Angeles Mission College
Katrina Draws Him Back to Mississippi
Larry Avicola got
the call the day after Katrina hit.
He said everyone
(in the family) was alive but they needed help, outside help, because
the area was devastated, Avicola recalled in a recent interview.
Out of his own pocket and from private donations, Avicola recently filled two trucks with supplies, food and building materials. In mid-September, two weeks after Katrina had hit, Avicola headed east to deliver the goods. Hed seen the news coverage, and so he braced himself but nothing could prepare him for viewing the damage firsthand.
My heart just sank, he said The whole area was destroyed. It was a place where I had looked forward to retiring because of the beauty and comfort of being next to the water. The only thing to look forward to now is a big clean-up.
Avicola personally lost two homes, one in Pascagoula and the other in Ocean Springs. What matters most, he said, is that no relatives were seriously hurt. Working as a team, the relatives cleaned and repaired the two most habitable family homes where all are living for the time being.
Avicola, his brother-in-law (the battalion chief), and a few others then set about helping others in the community.
down the street and people would run out to us yelling, Help us,
please help us. It would break your heart, he said. I
wish that wed had a crew of 50 or 100 people with us because we
just didnt have the time and manpower to help everyone.
them, Hey, we can donate four hours or so to help you,
he recalled. And pretty much, in most cases, we got more than we
bargained for.
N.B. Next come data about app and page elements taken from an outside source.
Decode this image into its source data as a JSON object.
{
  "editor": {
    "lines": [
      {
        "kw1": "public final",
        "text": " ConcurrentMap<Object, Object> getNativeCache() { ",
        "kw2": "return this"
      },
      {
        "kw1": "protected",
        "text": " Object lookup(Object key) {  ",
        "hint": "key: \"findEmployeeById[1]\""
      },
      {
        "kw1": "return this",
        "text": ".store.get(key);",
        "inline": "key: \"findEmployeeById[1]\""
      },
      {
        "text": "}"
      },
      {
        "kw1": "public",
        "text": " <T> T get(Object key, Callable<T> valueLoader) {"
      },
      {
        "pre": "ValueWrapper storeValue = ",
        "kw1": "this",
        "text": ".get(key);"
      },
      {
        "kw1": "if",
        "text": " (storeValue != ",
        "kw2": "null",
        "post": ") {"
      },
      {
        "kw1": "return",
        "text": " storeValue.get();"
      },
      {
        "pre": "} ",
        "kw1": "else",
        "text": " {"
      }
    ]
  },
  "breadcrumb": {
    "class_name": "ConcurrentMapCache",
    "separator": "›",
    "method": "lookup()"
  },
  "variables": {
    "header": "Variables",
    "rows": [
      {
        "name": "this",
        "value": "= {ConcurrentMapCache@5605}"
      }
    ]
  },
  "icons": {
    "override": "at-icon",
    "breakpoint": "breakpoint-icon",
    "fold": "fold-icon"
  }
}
In four hours, you can take out the furniture and carpeting,
tear out the soggy drywall and insulation, and help them spray the mold
with bleach. Basically, wed get the drying out process
started for them.